Work task -
Scan the entries below. Return every line that includes "content".

Given entries -

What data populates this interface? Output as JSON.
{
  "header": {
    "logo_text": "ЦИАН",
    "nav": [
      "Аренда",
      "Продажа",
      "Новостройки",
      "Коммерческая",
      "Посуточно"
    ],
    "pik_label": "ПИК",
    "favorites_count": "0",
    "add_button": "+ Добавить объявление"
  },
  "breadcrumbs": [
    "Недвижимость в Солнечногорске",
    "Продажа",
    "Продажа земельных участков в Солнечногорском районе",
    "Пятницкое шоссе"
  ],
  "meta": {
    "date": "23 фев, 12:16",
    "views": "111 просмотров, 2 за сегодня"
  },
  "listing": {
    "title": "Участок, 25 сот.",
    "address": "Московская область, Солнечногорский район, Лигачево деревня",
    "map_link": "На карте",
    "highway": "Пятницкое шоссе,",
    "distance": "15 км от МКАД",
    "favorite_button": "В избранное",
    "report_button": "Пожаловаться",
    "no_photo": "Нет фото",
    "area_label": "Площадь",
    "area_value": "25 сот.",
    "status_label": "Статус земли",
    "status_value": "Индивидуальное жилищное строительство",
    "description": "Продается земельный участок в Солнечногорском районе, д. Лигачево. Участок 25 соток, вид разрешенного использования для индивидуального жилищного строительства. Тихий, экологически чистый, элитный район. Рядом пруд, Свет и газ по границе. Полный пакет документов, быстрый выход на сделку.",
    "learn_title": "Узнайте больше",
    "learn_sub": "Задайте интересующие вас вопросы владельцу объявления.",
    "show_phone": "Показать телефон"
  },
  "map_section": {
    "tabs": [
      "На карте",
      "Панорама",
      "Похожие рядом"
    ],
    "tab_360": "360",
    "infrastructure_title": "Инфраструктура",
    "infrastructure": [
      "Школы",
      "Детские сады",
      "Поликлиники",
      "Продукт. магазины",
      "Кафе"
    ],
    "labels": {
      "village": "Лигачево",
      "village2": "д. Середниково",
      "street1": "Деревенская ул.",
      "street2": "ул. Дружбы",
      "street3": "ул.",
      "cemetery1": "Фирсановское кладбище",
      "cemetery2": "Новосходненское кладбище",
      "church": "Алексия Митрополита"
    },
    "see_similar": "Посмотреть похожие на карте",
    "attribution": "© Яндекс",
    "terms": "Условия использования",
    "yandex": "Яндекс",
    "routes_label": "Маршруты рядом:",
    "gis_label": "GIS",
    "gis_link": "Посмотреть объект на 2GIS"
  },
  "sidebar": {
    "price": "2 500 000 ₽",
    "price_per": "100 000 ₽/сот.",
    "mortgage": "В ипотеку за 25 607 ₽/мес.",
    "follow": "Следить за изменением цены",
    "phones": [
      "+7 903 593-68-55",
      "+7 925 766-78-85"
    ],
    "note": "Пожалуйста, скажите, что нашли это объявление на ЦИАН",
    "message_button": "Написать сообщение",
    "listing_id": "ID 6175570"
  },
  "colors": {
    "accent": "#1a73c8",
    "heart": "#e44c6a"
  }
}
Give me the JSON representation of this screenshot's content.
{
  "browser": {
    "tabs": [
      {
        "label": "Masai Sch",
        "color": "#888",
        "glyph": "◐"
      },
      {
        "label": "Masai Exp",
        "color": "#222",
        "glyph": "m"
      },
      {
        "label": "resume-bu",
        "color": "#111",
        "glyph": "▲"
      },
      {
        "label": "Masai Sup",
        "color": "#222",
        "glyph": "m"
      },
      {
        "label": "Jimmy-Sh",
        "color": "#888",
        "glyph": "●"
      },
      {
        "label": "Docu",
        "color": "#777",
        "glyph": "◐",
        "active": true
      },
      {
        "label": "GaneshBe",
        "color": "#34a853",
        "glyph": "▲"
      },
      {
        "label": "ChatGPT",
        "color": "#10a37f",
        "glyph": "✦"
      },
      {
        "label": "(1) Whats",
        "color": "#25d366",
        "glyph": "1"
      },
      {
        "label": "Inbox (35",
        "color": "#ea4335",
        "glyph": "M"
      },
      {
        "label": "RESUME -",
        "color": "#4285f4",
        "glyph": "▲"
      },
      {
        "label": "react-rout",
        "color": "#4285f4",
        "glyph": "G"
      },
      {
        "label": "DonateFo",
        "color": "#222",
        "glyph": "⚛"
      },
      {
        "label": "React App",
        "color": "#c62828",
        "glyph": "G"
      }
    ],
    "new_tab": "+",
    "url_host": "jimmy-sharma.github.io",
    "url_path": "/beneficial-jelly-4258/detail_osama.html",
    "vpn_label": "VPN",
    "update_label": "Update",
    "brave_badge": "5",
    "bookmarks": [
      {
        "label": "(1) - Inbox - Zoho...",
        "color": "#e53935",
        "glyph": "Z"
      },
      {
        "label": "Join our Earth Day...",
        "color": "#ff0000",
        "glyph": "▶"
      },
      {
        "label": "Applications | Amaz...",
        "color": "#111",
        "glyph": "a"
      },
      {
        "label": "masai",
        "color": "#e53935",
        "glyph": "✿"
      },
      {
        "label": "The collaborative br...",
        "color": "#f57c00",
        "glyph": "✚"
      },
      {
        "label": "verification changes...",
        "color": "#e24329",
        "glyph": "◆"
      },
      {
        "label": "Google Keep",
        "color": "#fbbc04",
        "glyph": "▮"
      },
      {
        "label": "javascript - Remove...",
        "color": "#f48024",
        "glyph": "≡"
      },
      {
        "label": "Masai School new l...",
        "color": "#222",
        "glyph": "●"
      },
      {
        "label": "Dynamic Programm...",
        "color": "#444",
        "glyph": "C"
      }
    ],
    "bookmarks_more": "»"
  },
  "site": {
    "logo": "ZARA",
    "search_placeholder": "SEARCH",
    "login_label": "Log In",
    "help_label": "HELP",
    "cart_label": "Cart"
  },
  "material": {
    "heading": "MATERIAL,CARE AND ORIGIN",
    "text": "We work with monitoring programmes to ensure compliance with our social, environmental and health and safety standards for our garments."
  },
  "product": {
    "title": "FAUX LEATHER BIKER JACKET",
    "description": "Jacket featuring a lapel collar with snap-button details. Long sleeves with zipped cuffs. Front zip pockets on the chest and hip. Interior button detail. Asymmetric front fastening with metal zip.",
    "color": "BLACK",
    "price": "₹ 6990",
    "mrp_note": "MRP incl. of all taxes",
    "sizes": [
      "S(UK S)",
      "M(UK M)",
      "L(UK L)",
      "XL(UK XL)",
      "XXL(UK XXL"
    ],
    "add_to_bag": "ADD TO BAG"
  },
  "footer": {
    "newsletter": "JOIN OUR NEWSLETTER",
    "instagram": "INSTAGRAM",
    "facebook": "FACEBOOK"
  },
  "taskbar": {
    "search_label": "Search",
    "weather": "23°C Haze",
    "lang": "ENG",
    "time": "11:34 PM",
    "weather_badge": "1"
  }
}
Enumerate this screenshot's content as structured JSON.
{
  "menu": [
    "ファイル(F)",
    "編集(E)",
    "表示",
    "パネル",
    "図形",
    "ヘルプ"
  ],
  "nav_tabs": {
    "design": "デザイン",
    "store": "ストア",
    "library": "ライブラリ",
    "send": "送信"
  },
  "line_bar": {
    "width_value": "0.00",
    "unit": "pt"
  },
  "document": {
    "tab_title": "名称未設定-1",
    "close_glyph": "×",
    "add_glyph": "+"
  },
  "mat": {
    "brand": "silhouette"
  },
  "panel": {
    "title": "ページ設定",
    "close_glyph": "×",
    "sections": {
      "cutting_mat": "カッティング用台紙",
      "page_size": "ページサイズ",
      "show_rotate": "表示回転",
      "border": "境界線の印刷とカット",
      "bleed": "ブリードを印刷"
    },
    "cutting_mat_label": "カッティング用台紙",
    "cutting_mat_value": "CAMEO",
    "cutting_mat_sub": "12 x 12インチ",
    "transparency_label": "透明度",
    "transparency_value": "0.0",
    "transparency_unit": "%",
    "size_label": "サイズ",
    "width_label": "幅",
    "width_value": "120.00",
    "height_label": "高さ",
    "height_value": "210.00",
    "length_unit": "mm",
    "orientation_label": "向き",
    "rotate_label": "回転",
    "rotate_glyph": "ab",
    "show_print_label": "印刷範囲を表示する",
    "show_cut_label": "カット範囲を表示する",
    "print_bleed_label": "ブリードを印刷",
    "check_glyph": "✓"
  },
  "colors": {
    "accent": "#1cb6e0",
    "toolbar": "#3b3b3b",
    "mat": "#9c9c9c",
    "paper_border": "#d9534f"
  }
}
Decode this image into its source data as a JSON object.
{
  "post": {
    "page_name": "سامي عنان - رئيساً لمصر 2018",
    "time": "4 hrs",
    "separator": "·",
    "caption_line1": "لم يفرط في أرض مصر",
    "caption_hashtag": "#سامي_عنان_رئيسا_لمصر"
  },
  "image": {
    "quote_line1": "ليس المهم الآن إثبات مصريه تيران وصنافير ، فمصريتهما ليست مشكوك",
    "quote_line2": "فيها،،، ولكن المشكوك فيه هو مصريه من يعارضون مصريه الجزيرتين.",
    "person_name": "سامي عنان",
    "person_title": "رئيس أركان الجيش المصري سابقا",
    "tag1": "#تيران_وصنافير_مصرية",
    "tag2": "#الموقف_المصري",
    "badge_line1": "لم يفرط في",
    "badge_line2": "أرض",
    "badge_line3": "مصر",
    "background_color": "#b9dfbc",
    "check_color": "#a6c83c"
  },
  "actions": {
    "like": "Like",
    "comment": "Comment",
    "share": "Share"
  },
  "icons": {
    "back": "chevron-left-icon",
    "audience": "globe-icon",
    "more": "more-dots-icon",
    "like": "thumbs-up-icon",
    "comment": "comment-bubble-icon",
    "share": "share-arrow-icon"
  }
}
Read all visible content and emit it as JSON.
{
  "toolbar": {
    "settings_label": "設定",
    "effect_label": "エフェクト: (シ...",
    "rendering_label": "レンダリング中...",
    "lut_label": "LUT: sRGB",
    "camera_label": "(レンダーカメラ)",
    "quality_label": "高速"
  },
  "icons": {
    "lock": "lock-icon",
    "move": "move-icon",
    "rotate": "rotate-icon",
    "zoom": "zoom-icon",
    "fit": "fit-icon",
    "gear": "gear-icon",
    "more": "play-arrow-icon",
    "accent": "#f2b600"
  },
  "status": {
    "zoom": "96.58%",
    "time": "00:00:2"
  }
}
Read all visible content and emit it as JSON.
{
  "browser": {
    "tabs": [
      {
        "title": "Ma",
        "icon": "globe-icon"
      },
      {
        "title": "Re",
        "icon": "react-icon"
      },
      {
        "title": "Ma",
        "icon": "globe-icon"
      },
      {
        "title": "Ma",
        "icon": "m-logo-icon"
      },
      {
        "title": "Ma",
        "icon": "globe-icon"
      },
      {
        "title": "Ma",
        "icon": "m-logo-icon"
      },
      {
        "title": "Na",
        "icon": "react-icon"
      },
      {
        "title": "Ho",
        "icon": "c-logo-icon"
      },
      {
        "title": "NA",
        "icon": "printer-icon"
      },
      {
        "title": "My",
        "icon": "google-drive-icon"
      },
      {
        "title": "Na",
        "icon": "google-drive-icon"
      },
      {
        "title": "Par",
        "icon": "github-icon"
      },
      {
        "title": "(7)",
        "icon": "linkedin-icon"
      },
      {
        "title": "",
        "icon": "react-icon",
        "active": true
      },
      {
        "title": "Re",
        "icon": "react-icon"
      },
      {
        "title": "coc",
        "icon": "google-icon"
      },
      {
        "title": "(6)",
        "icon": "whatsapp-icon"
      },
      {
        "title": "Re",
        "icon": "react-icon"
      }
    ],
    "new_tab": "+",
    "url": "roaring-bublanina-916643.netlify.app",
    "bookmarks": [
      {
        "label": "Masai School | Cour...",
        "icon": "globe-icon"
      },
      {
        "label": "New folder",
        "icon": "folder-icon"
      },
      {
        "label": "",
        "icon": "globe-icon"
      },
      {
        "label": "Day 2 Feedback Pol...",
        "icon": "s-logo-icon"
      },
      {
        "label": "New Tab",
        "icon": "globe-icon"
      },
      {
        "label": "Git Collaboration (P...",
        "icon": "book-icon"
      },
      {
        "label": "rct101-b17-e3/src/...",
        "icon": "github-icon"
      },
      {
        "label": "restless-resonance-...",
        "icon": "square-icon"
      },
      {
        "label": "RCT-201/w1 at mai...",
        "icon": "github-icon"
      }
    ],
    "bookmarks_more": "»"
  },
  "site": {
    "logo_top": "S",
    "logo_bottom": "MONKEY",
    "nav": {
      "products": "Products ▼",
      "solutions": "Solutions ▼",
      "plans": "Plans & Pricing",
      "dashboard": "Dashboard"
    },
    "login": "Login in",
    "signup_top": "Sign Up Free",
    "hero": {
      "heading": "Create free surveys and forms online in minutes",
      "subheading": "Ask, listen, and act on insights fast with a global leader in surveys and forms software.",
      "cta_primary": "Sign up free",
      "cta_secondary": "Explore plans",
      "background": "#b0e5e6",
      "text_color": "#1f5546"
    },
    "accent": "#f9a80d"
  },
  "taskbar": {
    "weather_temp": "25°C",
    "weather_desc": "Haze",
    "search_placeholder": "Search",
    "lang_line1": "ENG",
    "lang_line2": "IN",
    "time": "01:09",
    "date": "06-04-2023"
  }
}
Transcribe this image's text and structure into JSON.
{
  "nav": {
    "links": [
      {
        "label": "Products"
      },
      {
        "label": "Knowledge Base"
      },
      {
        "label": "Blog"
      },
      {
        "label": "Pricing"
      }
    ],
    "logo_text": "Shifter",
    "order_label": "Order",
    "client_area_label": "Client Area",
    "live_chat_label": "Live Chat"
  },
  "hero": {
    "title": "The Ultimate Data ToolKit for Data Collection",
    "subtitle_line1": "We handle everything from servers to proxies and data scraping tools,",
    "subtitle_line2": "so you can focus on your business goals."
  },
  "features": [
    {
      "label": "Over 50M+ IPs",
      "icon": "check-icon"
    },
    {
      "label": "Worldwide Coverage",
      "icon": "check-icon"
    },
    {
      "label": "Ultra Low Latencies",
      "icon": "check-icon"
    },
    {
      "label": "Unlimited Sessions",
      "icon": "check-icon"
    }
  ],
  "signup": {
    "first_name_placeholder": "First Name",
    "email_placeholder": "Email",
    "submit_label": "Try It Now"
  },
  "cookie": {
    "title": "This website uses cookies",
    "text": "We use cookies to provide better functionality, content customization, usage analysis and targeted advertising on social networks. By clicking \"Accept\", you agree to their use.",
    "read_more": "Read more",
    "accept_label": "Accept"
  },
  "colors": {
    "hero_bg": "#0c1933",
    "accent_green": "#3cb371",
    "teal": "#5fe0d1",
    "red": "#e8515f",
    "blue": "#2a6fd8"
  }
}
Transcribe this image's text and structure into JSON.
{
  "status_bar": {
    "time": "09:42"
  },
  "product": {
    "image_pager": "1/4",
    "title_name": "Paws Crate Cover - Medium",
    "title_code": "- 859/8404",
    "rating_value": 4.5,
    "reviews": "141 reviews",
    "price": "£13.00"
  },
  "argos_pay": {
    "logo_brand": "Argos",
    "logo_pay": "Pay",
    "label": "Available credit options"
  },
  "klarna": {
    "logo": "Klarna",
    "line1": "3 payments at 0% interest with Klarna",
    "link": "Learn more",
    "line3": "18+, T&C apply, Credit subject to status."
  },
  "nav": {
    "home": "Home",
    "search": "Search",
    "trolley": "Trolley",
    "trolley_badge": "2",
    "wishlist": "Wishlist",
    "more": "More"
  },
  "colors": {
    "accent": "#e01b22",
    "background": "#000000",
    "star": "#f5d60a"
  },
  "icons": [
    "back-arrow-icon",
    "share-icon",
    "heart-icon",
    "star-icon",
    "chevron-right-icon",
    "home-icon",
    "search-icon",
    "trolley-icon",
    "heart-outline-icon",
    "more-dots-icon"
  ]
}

Output for this exercise -
Give me the JSON representation of this screenshot's content.
Enumerate this screenshot's content as structured JSON.
Read all visible content and emit it as JSON.
Read all visible content and emit it as JSON.
    "text": "We use cookies to provide better functionality, content customization, usage analysis and targeted advertising on social networks. By clicking \"Accept\", you agree to their use.",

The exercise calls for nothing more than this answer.